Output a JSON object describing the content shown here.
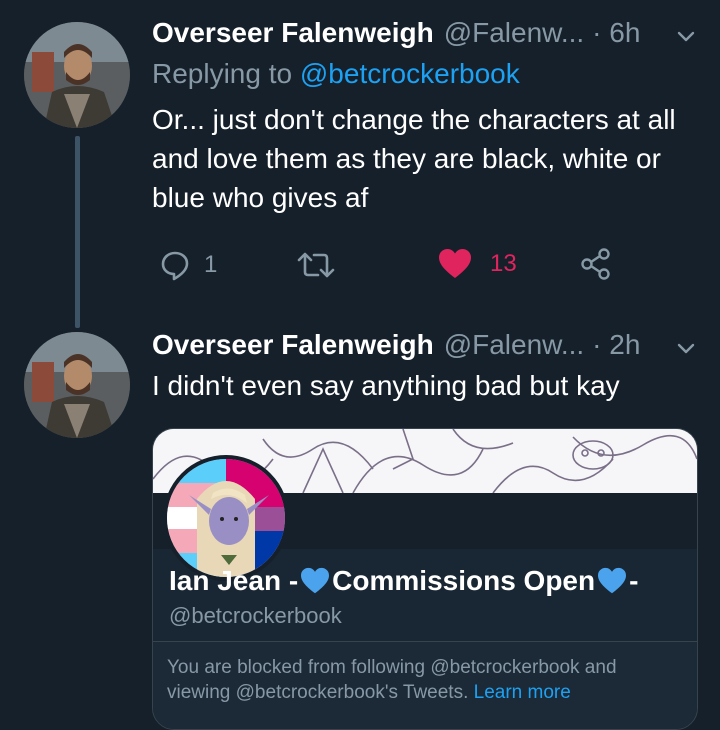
{
  "tweet1": {
    "name": "Overseer Falenweigh",
    "handle": "@Falenw...",
    "time": "· 6h",
    "replying_label": "Replying to",
    "replying_handle": "@betcrockerbook",
    "text": "Or... just don't change the characters at all and love them as they are black, white or blue who gives af",
    "reply_count": "1",
    "retweet_count": "",
    "like_count": "13"
  },
  "tweet2": {
    "name": "Overseer Falenweigh",
    "handle": "@Falenw...",
    "time": "· 2h",
    "text": "I didn't even say anything bad but kay"
  },
  "card": {
    "name_prefix": "Ian Jean -",
    "name_middle": "Commissions Open",
    "name_suffix": "-",
    "handle": "@betcrockerbook",
    "blocked_text": "You are blocked from following @betcrockerbook and viewing @betcrockerbook's Tweets.",
    "learn_more": "Learn more"
  },
  "colors": {
    "background": "#15202b",
    "link": "#1da1f2",
    "like": "#e0245e",
    "muted": "#8899a6"
  },
  "icons": [
    "reply-icon",
    "retweet-icon",
    "heart-icon",
    "share-icon",
    "chevron-down-icon",
    "blue-heart-icon"
  ]
}
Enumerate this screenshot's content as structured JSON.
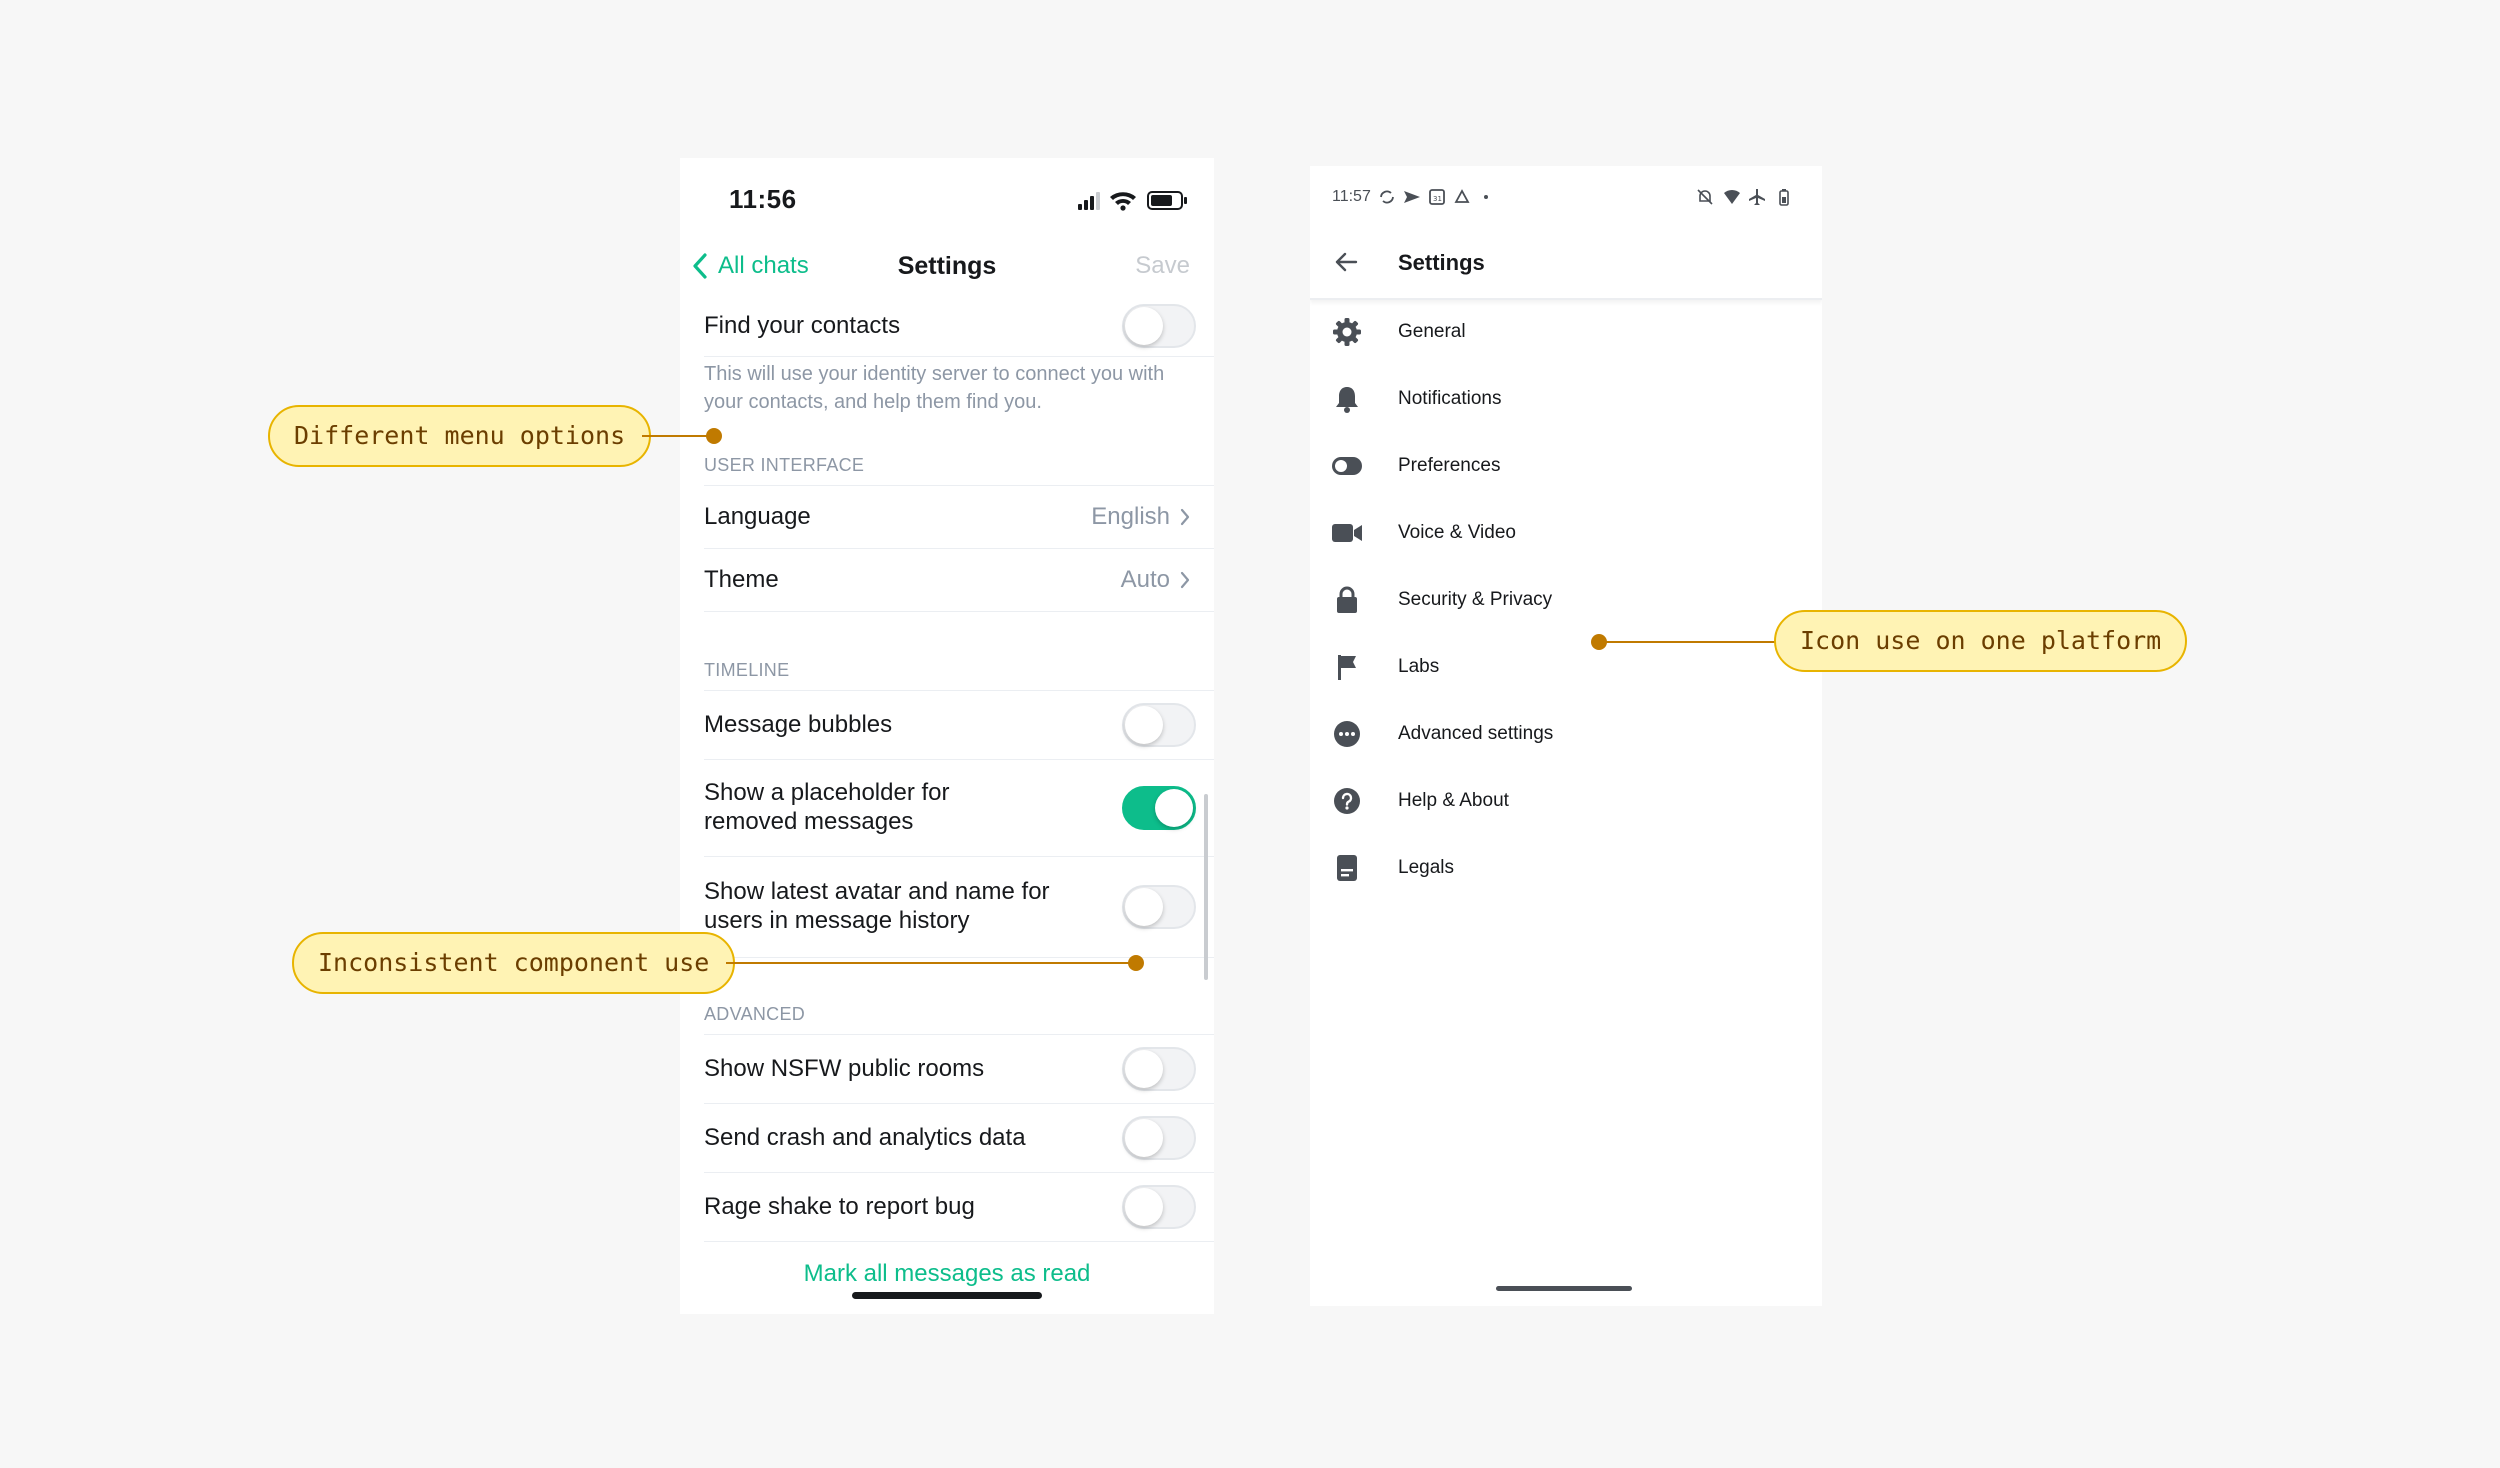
{
  "ios": {
    "status": {
      "time": "11:56"
    },
    "nav": {
      "back_label": "All chats",
      "title": "Settings",
      "save_label": "Save"
    },
    "find_contacts": {
      "label": "Find your contacts",
      "enabled": false,
      "description": "This will use your identity server to connect you with your contacts, and help them find you."
    },
    "sections": {
      "user_interface": "USER INTERFACE",
      "timeline": "TIMELINE",
      "advanced": "ADVANCED"
    },
    "user_interface": [
      {
        "label": "Language",
        "value": "English"
      },
      {
        "label": "Theme",
        "value": "Auto"
      }
    ],
    "timeline": [
      {
        "label": "Message bubbles",
        "enabled": false
      },
      {
        "label": "Show a placeholder for removed messages",
        "enabled": true
      },
      {
        "label": "Show latest avatar and name for users in message history",
        "enabled": false
      }
    ],
    "advanced": [
      {
        "label": "Show NSFW public rooms",
        "enabled": false
      },
      {
        "label": "Send crash and analytics data",
        "enabled": false
      },
      {
        "label": "Rage shake to report bug",
        "enabled": false
      }
    ],
    "mark_read_label": "Mark all messages as read"
  },
  "android": {
    "status": {
      "time": "11:57"
    },
    "toolbar": {
      "title": "Settings"
    },
    "items": [
      {
        "label": "General",
        "icon": "gear-icon"
      },
      {
        "label": "Notifications",
        "icon": "bell-icon"
      },
      {
        "label": "Preferences",
        "icon": "toggle-icon"
      },
      {
        "label": "Voice & Video",
        "icon": "video-camera-icon"
      },
      {
        "label": "Security & Privacy",
        "icon": "lock-icon"
      },
      {
        "label": "Labs",
        "icon": "flag-icon"
      },
      {
        "label": "Advanced settings",
        "icon": "more-dots-icon"
      },
      {
        "label": "Help & About",
        "icon": "help-icon"
      },
      {
        "label": "Legals",
        "icon": "document-icon"
      }
    ]
  },
  "annotations": {
    "menu_options": "Different menu options",
    "component_use": "Inconsistent component use",
    "icon_use": "Icon use on one platform"
  },
  "colors": {
    "accent": "#0dbd8b",
    "callout_fill": "#fff3b4",
    "callout_border": "#e8b400",
    "callout_line": "#c07a00"
  }
}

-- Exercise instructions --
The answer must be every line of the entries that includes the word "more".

-- Solution to this task --
    "learn_more": "Learn more"
        "icon": "more-dots-icon"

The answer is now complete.